The second category is where the entertainment brain cells come in. While completely scientifically inaccurate, I like to think of people having two sides of their brains with completely different motives. One wants entertainment, and the other actually wants to do its work. If you’re just working normally, the entertainment brain cells will get bored and start distracting you. But if you have loud music playing, that somewhat satiates the entertainment brain cells and drowns out all their distractions. However, if the assignment requires more thinking for the productive brain cells, the loud music might end up drowning the productive ones out too. Difficult assignments that require more thinking will automatically make the productive brain cells louder, so less noise is needed to drown out the entertainment brain cells. This category is for assignments where the entertainment brain cells need to be drowned out a bit more.

One of my favorite genres for this purpose is something the internet has labeled Kawaii Future Bass. Kawaii Future Bass is a subgenre of electronic music originally created in Japan that is defined by its high-tempo, high-energy beats; samples from anime and video game soundtracks; and cheerful, cutesy vibe. I initially started listening to it as a joke a few years ago, but I was amazed at how effective it was. It tends to be very upbeat, so it can also put you in a better mood on top of helping you focus. Dayrin ( has a great selection of Kawaii Future Bass music, and a few artists I enjoy in this genre include cute girls doing cute things ( and PSYQUI (
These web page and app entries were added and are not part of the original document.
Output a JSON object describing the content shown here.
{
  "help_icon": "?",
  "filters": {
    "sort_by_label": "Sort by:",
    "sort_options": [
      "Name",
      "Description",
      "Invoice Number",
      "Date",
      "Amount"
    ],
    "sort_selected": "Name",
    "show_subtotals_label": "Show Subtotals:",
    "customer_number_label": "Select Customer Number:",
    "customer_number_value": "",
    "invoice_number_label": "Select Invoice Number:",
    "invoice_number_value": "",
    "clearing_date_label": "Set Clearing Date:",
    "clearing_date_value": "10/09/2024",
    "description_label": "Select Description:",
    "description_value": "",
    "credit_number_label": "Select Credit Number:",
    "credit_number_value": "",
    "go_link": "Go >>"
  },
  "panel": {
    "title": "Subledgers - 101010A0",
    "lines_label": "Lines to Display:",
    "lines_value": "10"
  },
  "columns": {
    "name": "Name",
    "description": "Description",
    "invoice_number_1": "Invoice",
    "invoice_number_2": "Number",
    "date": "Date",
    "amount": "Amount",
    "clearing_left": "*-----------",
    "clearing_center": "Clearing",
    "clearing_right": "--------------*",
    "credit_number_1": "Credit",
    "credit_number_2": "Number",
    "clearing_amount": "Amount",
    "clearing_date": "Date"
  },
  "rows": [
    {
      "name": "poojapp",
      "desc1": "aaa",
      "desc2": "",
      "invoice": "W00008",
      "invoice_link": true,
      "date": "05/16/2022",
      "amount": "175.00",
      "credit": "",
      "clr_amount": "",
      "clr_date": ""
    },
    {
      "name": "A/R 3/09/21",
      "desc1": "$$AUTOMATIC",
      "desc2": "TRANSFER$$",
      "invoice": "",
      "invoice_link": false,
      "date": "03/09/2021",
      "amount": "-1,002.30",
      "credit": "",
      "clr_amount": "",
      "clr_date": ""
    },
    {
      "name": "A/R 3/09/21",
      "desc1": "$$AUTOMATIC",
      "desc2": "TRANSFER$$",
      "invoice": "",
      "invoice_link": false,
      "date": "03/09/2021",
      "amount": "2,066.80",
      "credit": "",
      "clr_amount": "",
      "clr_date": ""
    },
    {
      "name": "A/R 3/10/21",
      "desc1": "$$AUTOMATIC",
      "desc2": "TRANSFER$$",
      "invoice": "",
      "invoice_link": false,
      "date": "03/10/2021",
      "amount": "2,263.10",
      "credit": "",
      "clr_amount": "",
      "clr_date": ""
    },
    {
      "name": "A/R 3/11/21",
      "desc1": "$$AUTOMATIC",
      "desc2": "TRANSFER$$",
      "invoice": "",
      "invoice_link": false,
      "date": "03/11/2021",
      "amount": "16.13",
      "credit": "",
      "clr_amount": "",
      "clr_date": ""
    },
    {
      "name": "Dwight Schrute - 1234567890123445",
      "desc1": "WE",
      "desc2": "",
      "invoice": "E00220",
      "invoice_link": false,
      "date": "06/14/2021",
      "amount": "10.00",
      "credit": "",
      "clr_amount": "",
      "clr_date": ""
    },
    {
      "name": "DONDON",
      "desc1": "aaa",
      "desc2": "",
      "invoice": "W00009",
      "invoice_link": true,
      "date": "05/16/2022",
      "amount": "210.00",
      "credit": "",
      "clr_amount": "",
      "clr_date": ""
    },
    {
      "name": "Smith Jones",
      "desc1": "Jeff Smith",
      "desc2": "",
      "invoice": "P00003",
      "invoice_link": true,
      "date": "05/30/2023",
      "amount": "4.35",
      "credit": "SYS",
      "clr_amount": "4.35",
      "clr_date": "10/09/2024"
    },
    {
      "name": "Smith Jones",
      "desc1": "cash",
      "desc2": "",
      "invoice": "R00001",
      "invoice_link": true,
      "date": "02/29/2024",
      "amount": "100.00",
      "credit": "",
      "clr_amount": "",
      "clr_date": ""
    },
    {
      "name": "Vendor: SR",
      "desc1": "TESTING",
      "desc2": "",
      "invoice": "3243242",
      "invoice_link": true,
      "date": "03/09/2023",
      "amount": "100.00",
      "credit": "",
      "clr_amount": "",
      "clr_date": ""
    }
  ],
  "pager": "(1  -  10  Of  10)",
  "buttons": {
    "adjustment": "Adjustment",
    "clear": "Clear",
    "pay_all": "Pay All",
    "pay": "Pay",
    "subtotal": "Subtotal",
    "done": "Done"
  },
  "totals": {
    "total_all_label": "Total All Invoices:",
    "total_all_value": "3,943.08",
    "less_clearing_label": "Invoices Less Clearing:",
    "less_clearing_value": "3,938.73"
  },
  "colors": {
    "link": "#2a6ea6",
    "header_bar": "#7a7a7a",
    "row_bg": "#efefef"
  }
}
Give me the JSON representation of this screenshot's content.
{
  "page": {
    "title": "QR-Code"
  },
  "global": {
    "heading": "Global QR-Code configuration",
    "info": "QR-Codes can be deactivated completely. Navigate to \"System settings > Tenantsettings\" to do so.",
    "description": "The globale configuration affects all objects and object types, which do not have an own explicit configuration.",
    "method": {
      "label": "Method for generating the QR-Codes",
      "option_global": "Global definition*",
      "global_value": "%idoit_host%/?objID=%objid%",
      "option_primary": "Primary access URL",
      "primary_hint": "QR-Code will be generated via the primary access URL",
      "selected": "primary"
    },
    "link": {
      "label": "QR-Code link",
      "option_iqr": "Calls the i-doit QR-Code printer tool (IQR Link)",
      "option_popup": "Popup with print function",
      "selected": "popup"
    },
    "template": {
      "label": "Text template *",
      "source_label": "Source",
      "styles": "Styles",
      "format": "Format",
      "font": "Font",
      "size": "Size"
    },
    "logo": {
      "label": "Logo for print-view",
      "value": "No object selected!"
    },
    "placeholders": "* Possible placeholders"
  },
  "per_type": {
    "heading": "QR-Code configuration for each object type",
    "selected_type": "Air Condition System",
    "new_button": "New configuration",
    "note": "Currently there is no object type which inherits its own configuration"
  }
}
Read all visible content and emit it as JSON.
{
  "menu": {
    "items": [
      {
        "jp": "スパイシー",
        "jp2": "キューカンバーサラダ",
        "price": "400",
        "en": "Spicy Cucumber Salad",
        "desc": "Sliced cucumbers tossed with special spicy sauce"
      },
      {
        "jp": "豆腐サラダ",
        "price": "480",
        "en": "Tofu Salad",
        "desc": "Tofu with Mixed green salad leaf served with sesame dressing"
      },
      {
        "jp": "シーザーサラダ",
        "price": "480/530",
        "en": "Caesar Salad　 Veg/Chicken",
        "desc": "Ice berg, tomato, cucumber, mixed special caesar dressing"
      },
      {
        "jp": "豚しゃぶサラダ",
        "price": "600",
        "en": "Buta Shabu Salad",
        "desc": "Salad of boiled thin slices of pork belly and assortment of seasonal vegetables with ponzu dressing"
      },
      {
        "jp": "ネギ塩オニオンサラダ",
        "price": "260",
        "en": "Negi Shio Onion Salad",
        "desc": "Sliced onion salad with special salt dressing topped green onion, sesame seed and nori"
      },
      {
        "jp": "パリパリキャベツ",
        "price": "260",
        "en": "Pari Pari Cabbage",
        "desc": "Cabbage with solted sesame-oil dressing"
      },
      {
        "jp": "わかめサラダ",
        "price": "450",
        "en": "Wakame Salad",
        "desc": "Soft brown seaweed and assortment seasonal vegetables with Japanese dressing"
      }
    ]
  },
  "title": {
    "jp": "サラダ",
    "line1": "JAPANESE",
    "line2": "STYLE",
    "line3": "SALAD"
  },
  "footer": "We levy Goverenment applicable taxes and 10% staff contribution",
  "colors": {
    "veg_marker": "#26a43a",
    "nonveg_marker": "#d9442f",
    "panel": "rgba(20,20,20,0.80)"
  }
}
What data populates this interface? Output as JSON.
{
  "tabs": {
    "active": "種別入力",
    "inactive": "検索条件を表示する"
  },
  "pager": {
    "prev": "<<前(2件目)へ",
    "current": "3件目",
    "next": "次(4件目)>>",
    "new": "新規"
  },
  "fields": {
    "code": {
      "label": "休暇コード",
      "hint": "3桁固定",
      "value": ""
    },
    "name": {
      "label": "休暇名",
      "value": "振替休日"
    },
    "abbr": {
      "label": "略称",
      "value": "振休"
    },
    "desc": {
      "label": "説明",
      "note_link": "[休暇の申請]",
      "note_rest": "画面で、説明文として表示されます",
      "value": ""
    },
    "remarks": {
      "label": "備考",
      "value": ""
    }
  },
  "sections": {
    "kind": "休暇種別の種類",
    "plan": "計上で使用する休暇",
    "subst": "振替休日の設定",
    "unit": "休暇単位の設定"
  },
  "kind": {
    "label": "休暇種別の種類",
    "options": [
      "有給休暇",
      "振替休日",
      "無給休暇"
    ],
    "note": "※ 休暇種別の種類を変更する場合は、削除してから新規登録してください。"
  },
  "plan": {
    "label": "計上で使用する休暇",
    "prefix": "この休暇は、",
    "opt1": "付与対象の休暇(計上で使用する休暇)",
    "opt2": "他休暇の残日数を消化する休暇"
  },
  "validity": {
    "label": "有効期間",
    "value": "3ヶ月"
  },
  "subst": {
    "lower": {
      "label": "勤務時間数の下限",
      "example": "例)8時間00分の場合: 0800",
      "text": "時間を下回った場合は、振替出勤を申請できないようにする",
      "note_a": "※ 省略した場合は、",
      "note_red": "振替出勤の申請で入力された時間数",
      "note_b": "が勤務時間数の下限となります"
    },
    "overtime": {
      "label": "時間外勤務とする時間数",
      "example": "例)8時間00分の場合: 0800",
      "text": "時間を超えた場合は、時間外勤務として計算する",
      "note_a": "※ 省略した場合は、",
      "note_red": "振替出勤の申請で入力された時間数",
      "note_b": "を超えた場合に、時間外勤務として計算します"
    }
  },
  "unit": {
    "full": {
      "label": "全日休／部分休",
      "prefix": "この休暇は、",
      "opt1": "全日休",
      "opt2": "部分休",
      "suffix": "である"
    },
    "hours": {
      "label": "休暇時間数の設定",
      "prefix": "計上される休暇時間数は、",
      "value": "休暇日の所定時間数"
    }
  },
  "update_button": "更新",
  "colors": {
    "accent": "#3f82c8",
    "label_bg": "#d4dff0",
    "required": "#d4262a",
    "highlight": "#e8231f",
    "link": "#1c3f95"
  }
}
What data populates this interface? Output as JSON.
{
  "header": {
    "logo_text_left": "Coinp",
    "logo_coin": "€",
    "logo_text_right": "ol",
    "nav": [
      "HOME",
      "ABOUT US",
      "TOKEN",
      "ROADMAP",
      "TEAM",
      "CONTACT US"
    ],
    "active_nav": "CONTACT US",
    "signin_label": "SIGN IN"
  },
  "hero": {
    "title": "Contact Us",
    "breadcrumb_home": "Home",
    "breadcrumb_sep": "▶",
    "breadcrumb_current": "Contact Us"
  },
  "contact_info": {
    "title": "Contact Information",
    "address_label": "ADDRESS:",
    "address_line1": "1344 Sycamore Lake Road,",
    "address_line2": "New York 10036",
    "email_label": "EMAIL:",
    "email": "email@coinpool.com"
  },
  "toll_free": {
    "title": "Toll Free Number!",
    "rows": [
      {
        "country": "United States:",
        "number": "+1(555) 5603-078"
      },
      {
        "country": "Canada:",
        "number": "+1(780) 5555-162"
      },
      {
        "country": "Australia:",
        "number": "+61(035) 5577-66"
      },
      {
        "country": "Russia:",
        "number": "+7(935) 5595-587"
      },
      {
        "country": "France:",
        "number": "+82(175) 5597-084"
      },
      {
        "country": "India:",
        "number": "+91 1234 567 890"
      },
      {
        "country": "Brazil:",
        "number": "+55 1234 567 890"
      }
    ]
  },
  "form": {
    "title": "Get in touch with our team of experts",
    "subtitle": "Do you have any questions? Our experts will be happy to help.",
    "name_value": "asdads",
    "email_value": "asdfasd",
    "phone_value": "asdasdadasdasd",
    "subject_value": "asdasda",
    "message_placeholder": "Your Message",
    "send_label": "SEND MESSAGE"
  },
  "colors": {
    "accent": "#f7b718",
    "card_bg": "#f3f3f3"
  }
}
Another genre (or genres?) I’ve started getting into more recently is something that online playlists will usually refer to as breakcore, though the entire comment section argues about whether it’s actually breakcore, jungle, or DnB (drum and bass). I’m a bit new to this corner of the internet, so I won’t try to pick a side in this eternal debate. Instead, I will offer my limited advice. These genres are much less upbeat than future bass, and somehow simultaneously have both a calming and energizing effect. For whatever reason, artists of these genres often have rather explicit aliases despite having completely non-explicit music, so I won’t be leaving any specific artist recommendations, but luunace / sylphiette’s ( playlists are a good place to start.

The third category is essays. For essays, I don’t have any specific genres that I prefer, as I’ve found that just playing the same song on a loop works the best. My theory is that repeatedly listening to the same song helps you stay focused on the same train of thought. Music from the previous category can work well here, but my go-to for the past two years has been Nippon Egao Hyakkei (, a song from an anime I have not watched. 

Last but not least, there is torture. Torture is not a category of assignments – it is something you can choose to inflict upon yourself as a motivator. Pick an earworm, any earworm. Play it on repeat. Do not stop playing it until you finish your work. I have stopped doing this for my own sanity, but it works very, very well. I used to listen to Nightcore (sped-up and bass-boosted) remixes of Everytime We Touch by Cascada and Sweet Little Bumblebee by Bambee. I am not liable for any pain, mental or auditory, that you may receive attempting this tactic.

After years of scrolling and link-clicking, I believe I have perfected my own study playlists, although your mileage may vary. Regardless, I hope you emerge from this article with something, be it a few new songs in your playlist, one more pinch of productivity, or the realization that from now on, you should never take any music-related advice from me. 


Leave a Comment
More to Discover

Comments (0)

All The Quill Picks Reader Picks Sort: Newest

Your email address will not be published. Required fields are marked *